EXERCISE. The full listing, copied exactly, is the required output.

RECORDS SHOWN.
★ ★ ★ ★
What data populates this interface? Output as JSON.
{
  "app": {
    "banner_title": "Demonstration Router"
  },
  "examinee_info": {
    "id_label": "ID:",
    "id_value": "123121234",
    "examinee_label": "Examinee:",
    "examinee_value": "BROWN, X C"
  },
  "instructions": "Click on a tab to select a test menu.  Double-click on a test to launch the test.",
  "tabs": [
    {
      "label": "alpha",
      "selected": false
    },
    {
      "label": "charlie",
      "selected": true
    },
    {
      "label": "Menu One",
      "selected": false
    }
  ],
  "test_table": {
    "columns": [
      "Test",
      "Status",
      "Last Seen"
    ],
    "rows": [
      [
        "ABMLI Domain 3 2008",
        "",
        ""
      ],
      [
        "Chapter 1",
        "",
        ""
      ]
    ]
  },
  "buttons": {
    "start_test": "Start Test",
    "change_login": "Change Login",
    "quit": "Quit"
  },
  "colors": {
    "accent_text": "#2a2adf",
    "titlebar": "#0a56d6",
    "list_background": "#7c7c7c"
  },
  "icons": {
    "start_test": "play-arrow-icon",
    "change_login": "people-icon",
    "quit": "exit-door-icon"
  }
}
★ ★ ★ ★
SOLVED PROBLEM.
What data populates this interface? Output as JSON.
{
  "app": {
    "banner_title": "Demonstration Router"
  },
  "examinee_info": {
    "id_label": "ID:",
    "id_value": "123121234",
    "examinee_label": "Examinee:",
    "examinee_value": "BROWN, X C"
  },
  "instructions": "Click on a tab to select a test menu.  Double-click on a test to launch the test.",
  "tabs": [
    {
      "label": "alpha",
      "selected": false
    },
    {
      "label": "charlie",
      "selected": true
    },
    {
      "label": "Menu One",
      "selected": false
    }
  ],
  "test_table": {
    "columns": [
      "Test",
      "Status",
      "Last Seen"
    ],
    "rows": [
      [
        "ABMLI Domain 3 2008",
        "",
        ""
      ],
      [
        "Chapter 1",
        "",
        ""
      ]
    ]
  },
  "buttons": {
    "start_test": "Start Test",
    "change_login": "Change Login",
    "quit": "Quit"
  },
  "colors": {
    "accent_text": "#2a2adf",
    "titlebar": "#0a56d6",
    "list_background": "#7c7c7c"
  },
  "icons": {
    "start_test": "play-arrow-icon",
    "change_login": "people-icon",
    "quit": "exit-door-icon"
  }
}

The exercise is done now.